Top Dems Want Special Iraq Envoy
The U.S. Senate's top Democrats, poised to lead the chamber starting in January, are urging President Bush to name a special envoy to Iraq.
The Democrats wrote a letter to Bush on the matter. The letter was signed by incoming Senate Majority Leader Harry Reid, incoming Assistant Senate Majority Leader Dick Durbin, incoming Armed Services Committee Chairman Carl Levin, incoming Intelligence Committee Chairman Jay Rockefeller, and Sen. Jack Reed.
The Democrats took control of both houses of Congress in elections earlier this month.
The Democrats writing Bush say they want a special envoy to work full-time with the Iraqi government and other regional players to reaffirm the basic message that the Iraqis must reach a political settlement and to help find immediate, tangible ways to quell the violence, provide services, and create long-term peace and stability.
The leaders spell out a number of steps that need to be taken to improve the violence in Iraq, including the disbanding of militias and the need for the Iraqi government to serve all citizens. Evidence indicates the Iraqi government discriminates against some citizens based on religion, the senators say.

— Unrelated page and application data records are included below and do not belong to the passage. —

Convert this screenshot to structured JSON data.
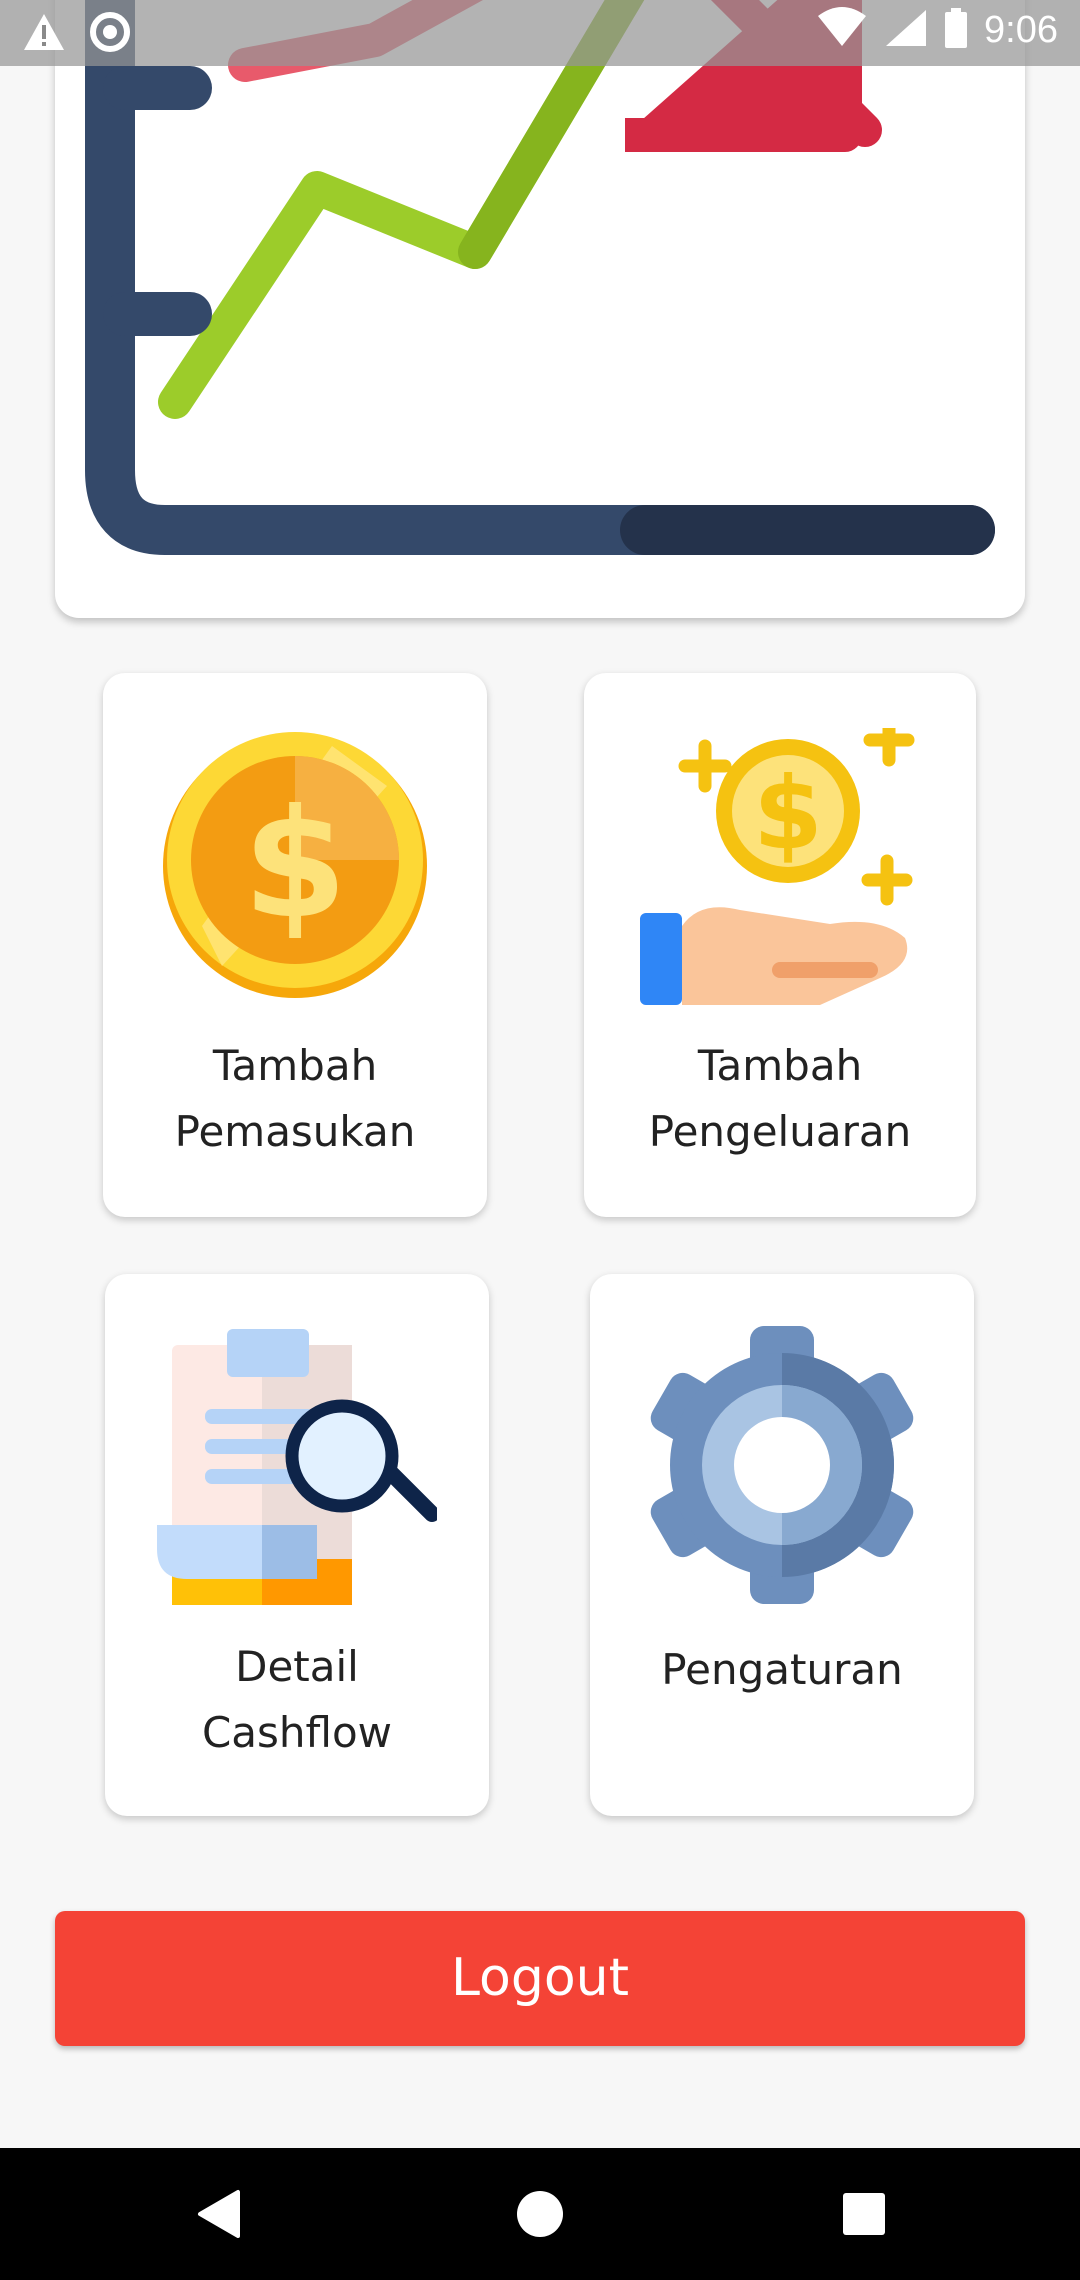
{
  "status_bar": {
    "time": "9:06",
    "left_icons": [
      "warning-icon",
      "sync-circle-icon"
    ],
    "right_icons": [
      "wifi-icon",
      "signal-icon",
      "battery-icon"
    ]
  },
  "hero": {
    "image": "chart-trend-illustration"
  },
  "menu": {
    "tiles": [
      {
        "id": "tambah-pemasukan",
        "line1": "Tambah",
        "line2": "Pemasukan",
        "icon": "coin-icon"
      },
      {
        "id": "tambah-pengeluaran",
        "line1": "Tambah",
        "line2": "Pengeluaran",
        "icon": "hand-coin-icon"
      },
      {
        "id": "detail-cashflow",
        "line1": "Detail",
        "line2": "Cashflow",
        "icon": "document-search-icon"
      },
      {
        "id": "pengaturan",
        "line1": "Pengaturan",
        "line2": "",
        "icon": "gear-icon"
      }
    ]
  },
  "logout": {
    "label": "Logout",
    "color": "#f44336"
  },
  "nav": {
    "buttons": [
      "back-icon",
      "home-icon",
      "recents-icon"
    ]
  }
}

"We understand that all of these steps are difficult," they told Bush. "We are also aware that the Iraqi government has pledged to take many of the above steps but none have been accomplished. In the meantime, our U.S. forces continue to be injured and killed. For these reasons, we believe that appointing a special envoy to Iraq, dedicated to helping the Iraqis reach a political solution supported by other regional players, is a necessary step for the United States to take at this time."